Community and place are the central focus of Home is where the heat is: studio artist’s exhibition. Held at Canberra Glassworks, the exhibition celebrates this multi-functional centre’s 10th anniversary. Current and former studio residents, staff, students, volunteers and tutors have been invited to create work site-specific to the heritage Kingston Powerhouse building in which Canberra Glassworks is situated.
“Home is a very loaded word that can mean many things to different people: warmth, love, shelter, haven, and personal space to name a few,” says curator Jane Cush. “For Home is where the heat is I asked artists to respond to Canberra Glassworks, a place that is very familiar to them; one where they spend much of their waking time.”
The exhibition will be presented throughout the building, including areas usually closed to visitors.
While the title refers to heat as a vital element of glass making, certain works engage with light within particular pockets of the building, which is absorbed and refracted by the material quality of glass.

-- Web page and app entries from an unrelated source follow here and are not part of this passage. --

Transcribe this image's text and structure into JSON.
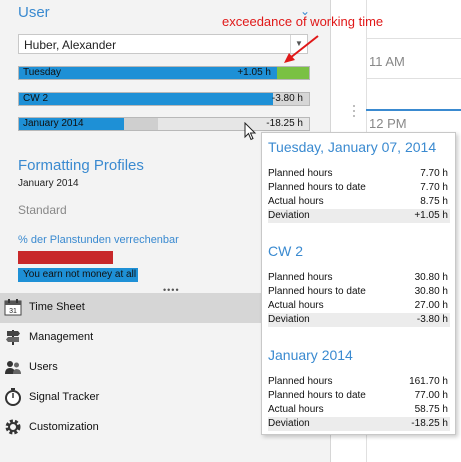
{
  "user_section": {
    "title": "User",
    "selected_user": "Huber, Alexander",
    "bars": [
      {
        "label": "Tuesday",
        "value": "+1.05 h",
        "planned_fraction": 0.89,
        "over_fraction": 0.11,
        "state": "overtime"
      },
      {
        "label": "CW 2",
        "value": "-3.80 h",
        "planned_fraction": 0.877,
        "over_fraction": 0,
        "state": "under"
      },
      {
        "label": "January 2014",
        "value": "-18.25 h",
        "planned_fraction": 0.76,
        "over_fraction": 0,
        "state": "under"
      }
    ]
  },
  "annotation": "exceedance of working time",
  "formatting_profiles": {
    "title": "Formatting Profiles",
    "date": "January 2014",
    "standard_label": "Standard",
    "rule_label": "% der Planstunden verrechenbar",
    "info_text": "You earn not money at all"
  },
  "navigation": [
    {
      "label": "Time Sheet",
      "icon": "calendar-icon",
      "selected": true
    },
    {
      "label": "Management",
      "icon": "signpost-icon",
      "selected": false
    },
    {
      "label": "Users",
      "icon": "users-icon",
      "selected": false
    },
    {
      "label": "Signal Tracker",
      "icon": "stopwatch-icon",
      "selected": false
    },
    {
      "label": "Customization",
      "icon": "gear-icon",
      "selected": false
    }
  ],
  "calendar": {
    "times": [
      "11 AM",
      "12 PM"
    ]
  },
  "tooltip": {
    "sections": [
      {
        "title": "Tuesday, January 07, 2014",
        "rows": [
          {
            "label": "Planned hours",
            "value": "7.70 h"
          },
          {
            "label": "Planned hours to date",
            "value": "7.70 h"
          },
          {
            "label": "Actual hours",
            "value": "8.75 h"
          },
          {
            "label": "Deviation",
            "value": "+1.05 h"
          }
        ]
      },
      {
        "title": "CW 2",
        "rows": [
          {
            "label": "Planned hours",
            "value": "30.80 h"
          },
          {
            "label": "Planned hours to date",
            "value": "30.80 h"
          },
          {
            "label": "Actual hours",
            "value": "27.00 h"
          },
          {
            "label": "Deviation",
            "value": "-3.80 h"
          }
        ]
      },
      {
        "title": "January 2014",
        "rows": [
          {
            "label": "Planned hours",
            "value": "161.70 h"
          },
          {
            "label": "Planned hours to date",
            "value": "77.00 h"
          },
          {
            "label": "Actual hours",
            "value": "58.75 h"
          },
          {
            "label": "Deviation",
            "value": "-18.25 h"
          }
        ]
      }
    ]
  },
  "colors": {
    "accent": "#3a8ad0",
    "planned_bar": "#1e90d6",
    "overtime_bar": "#7ac143",
    "annotation": "#e01818",
    "red_box": "#c8282a"
  }
}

Several artists directly respond to the layered history of the site. Jenni Kemarre Martiniello has created glass vessels that contain lyrical renditions of grass fields in rich green and red tones. Her work refers to the former wetlands of the site which were fertile grounds for the Ngunnawal people. David Paterson is exhibiting a glass negative photograph owned by his father. Taken by Sydney Noble Edwards in the early 1920s it depicts the Kingston Powerhouse dwarfed by the then sparse open environment. Also alluding to the history of the site, in this case farming, John White has created delicate glass hay bales. Elsewhere, Simon Maberley, Sophia Emmett and Ngaio Fitzpatrick draw attention to the environmental implication of the former powerhouse and the continuing use of coal powered electricity in Australia.
A section within Home is where the heat is, curated by Meagan Jones, concentrates on emerging glass artists. In the Canberra Glassworks Engine Room she will present pieces she made with Louis Grant, as well as work by Rose-Mary Faulkner, Lucy Palmer, Nick Adams, and Emeirely Nucifora-Ryan. Palmer has made minimalist sculptures that she calls ‘sky wedges’ whose hues allude to the Canberra sky, while Nick Adams executes a modern take on the ancient murrini process by referencing early video game graphics.
Historical tours will be running 11am on Wednesdays, Thursdays, Fridays, and Saturdays for the duration of the exhibition. On 10 November Torchlight Tours will run hourly, 6pm to 9pm.
Home is where the heat is: studio artist’s exhibition
26 October – 14 January 2018